When Joe was 16 he was caught driving a friend’s car. Joe had permission from his friend, but Joe did not have a valid driver’s license at the time. The police officer found a half full bottle of Vodka in the backseat. Joe was not drinking, but he did admit to the officer that he knew the bottle was there. As a result, Joe was placed on juvenile probation. Joe’s parents grounded him for one month and didn’t allow him to get his driver’s license until he was 18. Joe knew what he did was against the law but he didn’t realize that getting caught driving without first obtaining a driver’s license counted as a major driving violation.
Just a few weeks before Joe turned 19, he actually received two different speeding tickets from two different officers on the same day. Joe’s parents took away his car for two months and made him pay both tickets.
Joe went to college at Purdue. His girlfriend back then attended Ohio State. For the first two years of college, it seemed like Joe was always driving to Columbus to visit his girlfriend. Joe accumulated a few more speeding tickets during those college years.
During a Purdue football weekend, an officer stopped Joe’s car for running a red light. Joe was actually driving slow at the time and was trying to clear an intersection after a few drunk tailgaters ran out in front of him. Joe politely explained his reasons to the officer without success.
Joe paid that ticket just like he did with all the other ones. Joe’s mom taught Joe to take care of those types of things promptly. So, Joe did. He always mailed in a money order to the address listed on the ticket.
Even though Joe drives hundreds of miles each week for work, Joe had gone almost three years since his last traffic ticket. Unfortunately, a state police officer stopped Joe last month on the toll road for speeding after Joe sped up to get around a moving truck that was in the passing lane. Joe apologized to the officer. The officer handed Joe a ticket and explained where Joe needed to mail in his payment.
The next day, Joe mailed in his payment. Joe didn’t know that by doing so he had accumulated one major driving violation (never receiving a license – when he was 16) and nine moving violations within a ten year period.
By the end of the week, notification from the BMV will be delivered to Joe’s home advising him that his license will be suspended for five years.

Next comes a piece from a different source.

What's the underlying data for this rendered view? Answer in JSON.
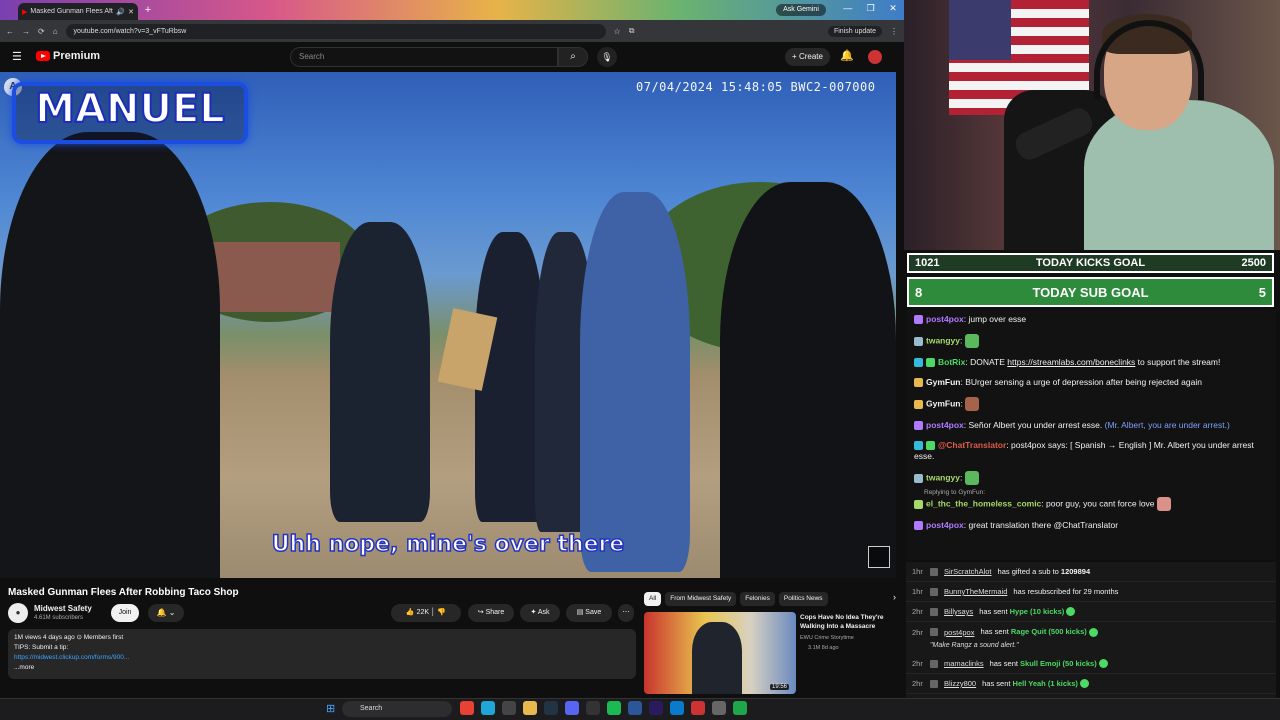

Jeff Terrill is a partner/shareholder with the law firm of Arnold Terrill Anzini, P.C. Mr. Terrill represents clients accused of crimes throughout northeast Indiana. You can contact Mr. Terrill with any questions or comments at his office at 260.420.7777 or via email at email@example.com. Learn more about his firm at www.fortwaynedefense.com. This article expressed opinions and observations of the author, is not intended as legal advice and does not create an attorney-client relationship between the author and the reader. Please consult a qualified attorney with any legal questions or issues you might have. Thank you.